Neama graduated from UCLA at the age of 19 and Harvard Law School at the age of 22, making him one of the youngest graduates in the 200-year history of the…

Neama Rahmani is the President and co-founder of West Coast Trial Lawyers.

Neama graduated from UCLA at the age of 19 and Harvard Law School at the age of 22, making him one of the youngest graduates in the 200-year history of the law school. Upon graduation, Neama was hired by O’Melveny & Myers, the largest law firm in Los Angeles, where he represented companies such as Disney, Marriott, and the Roman Catholic Church.

But Neama wanted to help ordinary people, not corporations, so he joined the United States Attorney’s Office, where he prosecuted drug and human trafficking cases along the United States-Mexico border. While working as a federal prosecutor, Neama captured and successfully prosecuted a fugitive murderer and drug kingpin who had terrorized Southern California and was featured on “America’s Most Wanted.” Neama was then appointed to be the Director of Enforcement of the Los Angeles City Ethics Commission, an independent watchdog that oversees and investigates the elected officials and highest level employees of the City of Los Angeles, including the Mayor and City Council. He held that position until becoming a trial lawyer for the people.

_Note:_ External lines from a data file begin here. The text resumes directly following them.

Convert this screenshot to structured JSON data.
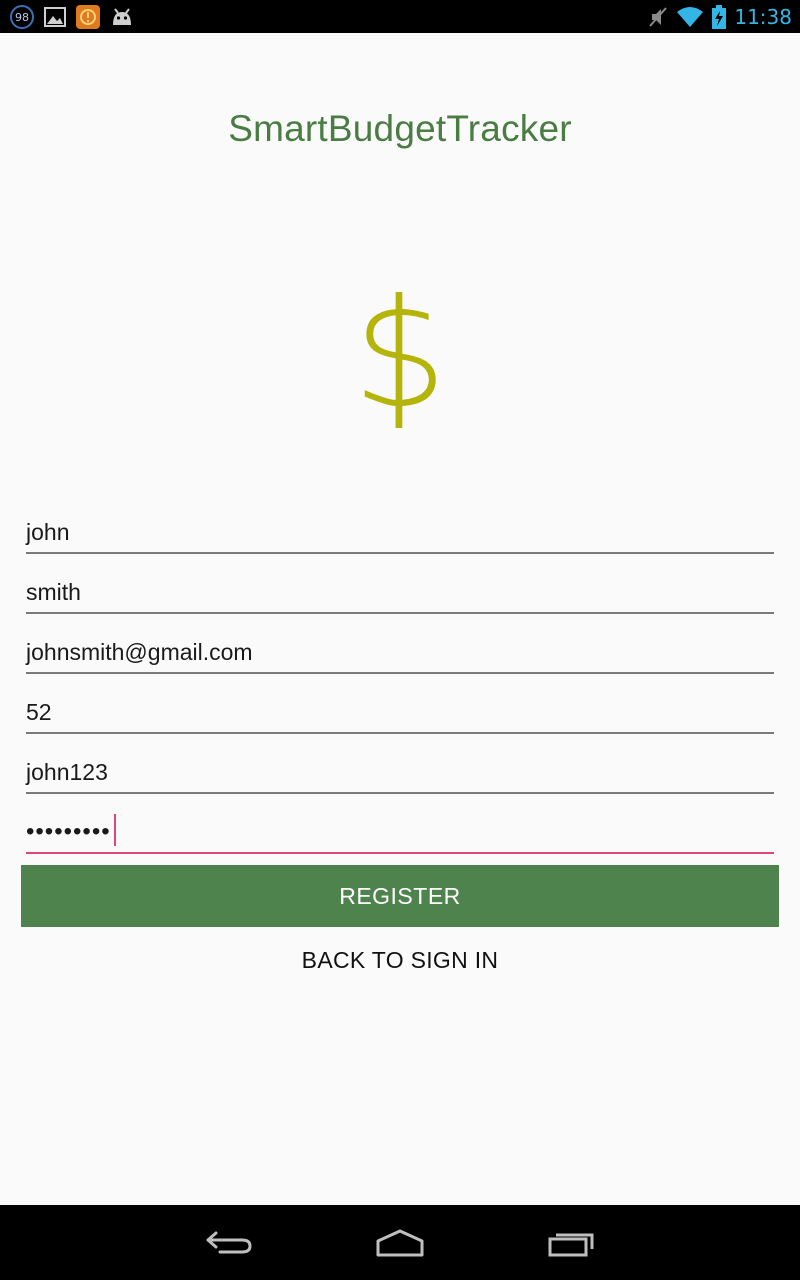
{
  "status_bar": {
    "notification_count": "98",
    "time": "11:38",
    "icons": [
      "notification-count-icon",
      "image-icon",
      "warning-app-icon",
      "android-icon",
      "mute-icon",
      "wifi-icon",
      "battery-charging-icon"
    ]
  },
  "app": {
    "title": "SmartBudgetTracker",
    "logo_symbol": "$",
    "accent_color": "#4f834d",
    "logo_color": "#b4b40a"
  },
  "form": {
    "first_name": "john",
    "last_name": "smith",
    "email": "johnsmith@gmail.com",
    "age": "52",
    "username": "john123",
    "password_masked": "•••••••••",
    "register_label": "REGISTER",
    "back_label": "BACK TO SIGN IN"
  },
  "nav_bar": {
    "icons": [
      "back-icon",
      "home-icon",
      "recent-apps-icon"
    ]
  }
}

Neama has extensive trial experience. He has led teams of more than 170 attorneys in litigation against the largest companies in the world. Neama has successfully tried dozens of cases to verdict as lead trial counsel, and has argued before both state and federal appeals courts. Over the course of his career, Neama has handled thousands of cases as attorney of record and has helped his clients obtain more than $1 billion in settlements and judgments.